The party was a riot, the drinking and dancing undisciplined to a rare degree. At nine in the morning, crapulous with claret and enfeebled by too much Meat Loaf on the dancefloor, I rang reception to ask about breakfast. "Nine-thirty finish," snarled a voice, as though they'd whip the menu from your hand if your order strayed over into 9.31. I went for a bracing walk overlooking the Bristol Channel and was sternly summoned back to check out, in case I'd been planning to bunk off without paying. After the bill was settled, I asked the lady at the counter, "Could you tell me the times of trains from Taunton to London?" and she waited a full 15 seconds before bringing her face to mine and saying, "No I couldn't," with the sort of emphatic satisfaction you associate with a slap.
I really don't want to turn into Michael Winner and start shouting at catering staff.

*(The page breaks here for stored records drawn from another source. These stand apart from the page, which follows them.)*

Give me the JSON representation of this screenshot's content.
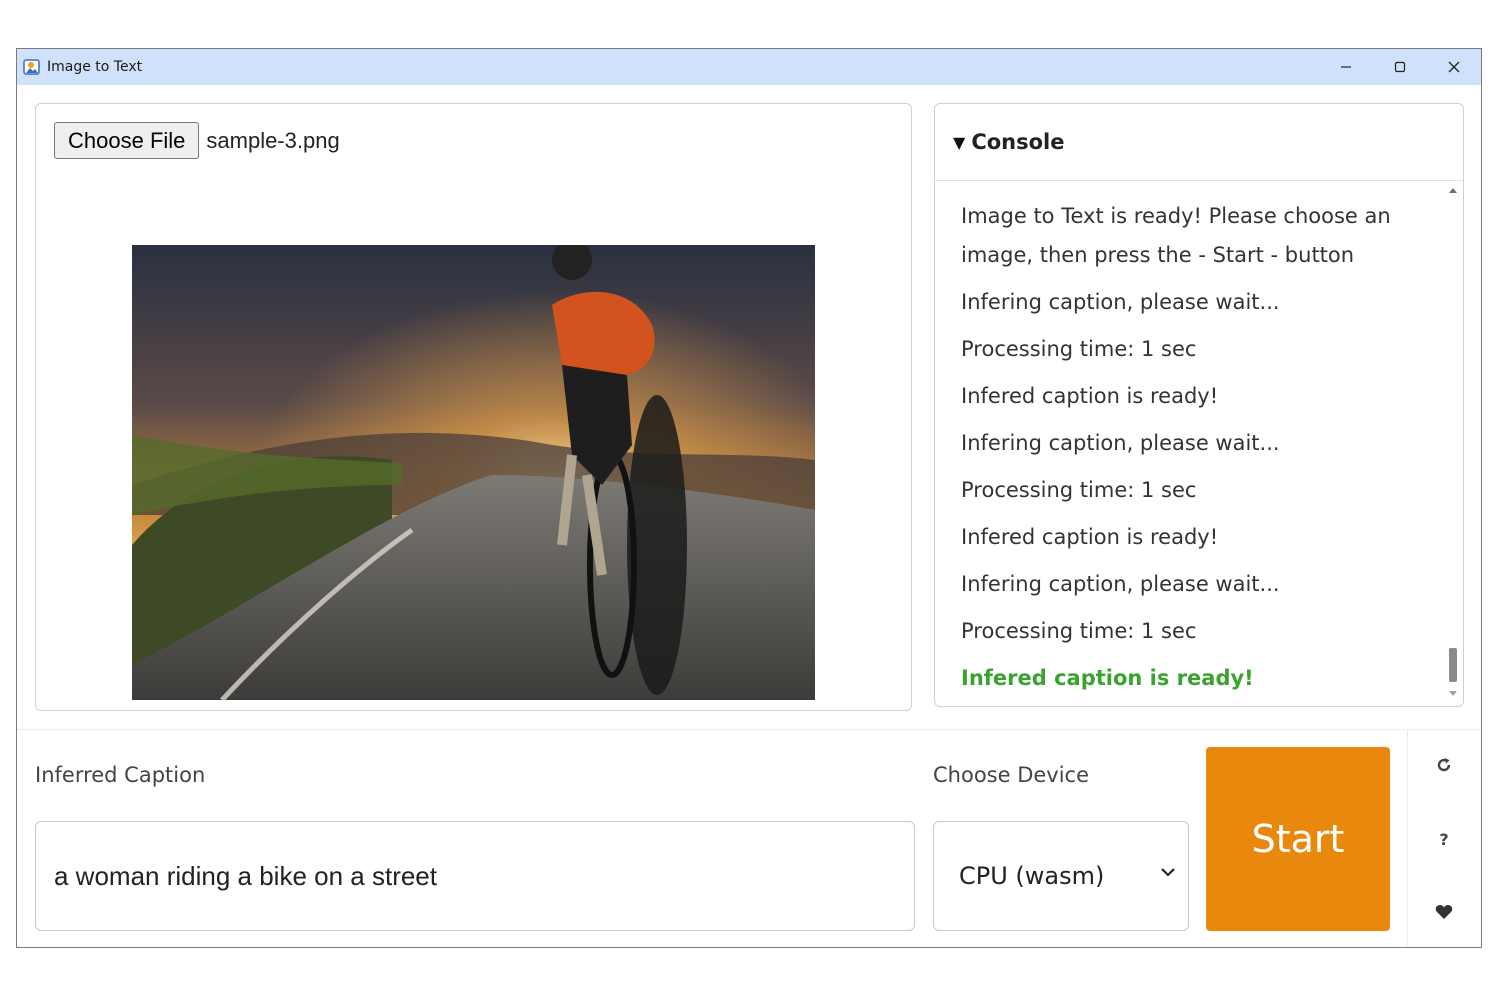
{
  "window": {
    "title": "Image to Text",
    "controls": [
      "minimize-icon",
      "maximize-icon",
      "close-icon"
    ]
  },
  "file_input": {
    "button_label": "Choose File",
    "file_name": "sample-3.png"
  },
  "console": {
    "expanded_icon": "triangle-down-icon",
    "title": "Console",
    "lines": [
      "Image to Text is ready! Please choose an image, then press the - Start - button",
      "Infering caption, please wait...",
      "Processing time: 1 sec",
      "Infered caption is ready!",
      "Infering caption, please wait...",
      "Processing time: 1 sec",
      "Infered caption is ready!",
      "Infering caption, please wait...",
      "Processing time: 1 sec",
      "Infered caption is ready!"
    ],
    "success_color": "#3aa22f"
  },
  "caption": {
    "label": "Inferred Caption",
    "value": "a woman riding a bike on a street"
  },
  "device": {
    "label": "Choose Device",
    "selected": "CPU (wasm)"
  },
  "start": {
    "label": "Start",
    "color": "#e8880c"
  },
  "side_icons": [
    "refresh-icon",
    "help-icon",
    "heart-icon"
  ]
}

But sometimes I can see, as though spotting a distant headland at sea, how I might get there.
Flummoxed by Franklin
The news that Benjamin Franklin, the statesman, drafter of the US Declaration of Independence, experimenter with lightning and inventor of the glass harmonica, also produced a numbers puzzle - a prototypical Sudoku, only 5,000 times harder - called the Magic Square makes one's jaw drop. He did it as a little test for his scientific friends at the Royal Society when he lived in London in the 1760s. It's just been discovered in the British Library and is fiendishly difficult. Unlike Sudoku, every line in the Franklin Square has to add up to 2056. Can you imagine today's newspaper gamesters grimly adding up lines and lines of figures? I can't. But can you imagine a time when an American statesman could airily wander between working in constitutional law, electricity, libraries, medicine and a dozen other subjects and still find time to bewilder the British empire's top mathematicians? Funny, I just can't see Dick Cheney taking on the role...Reuse content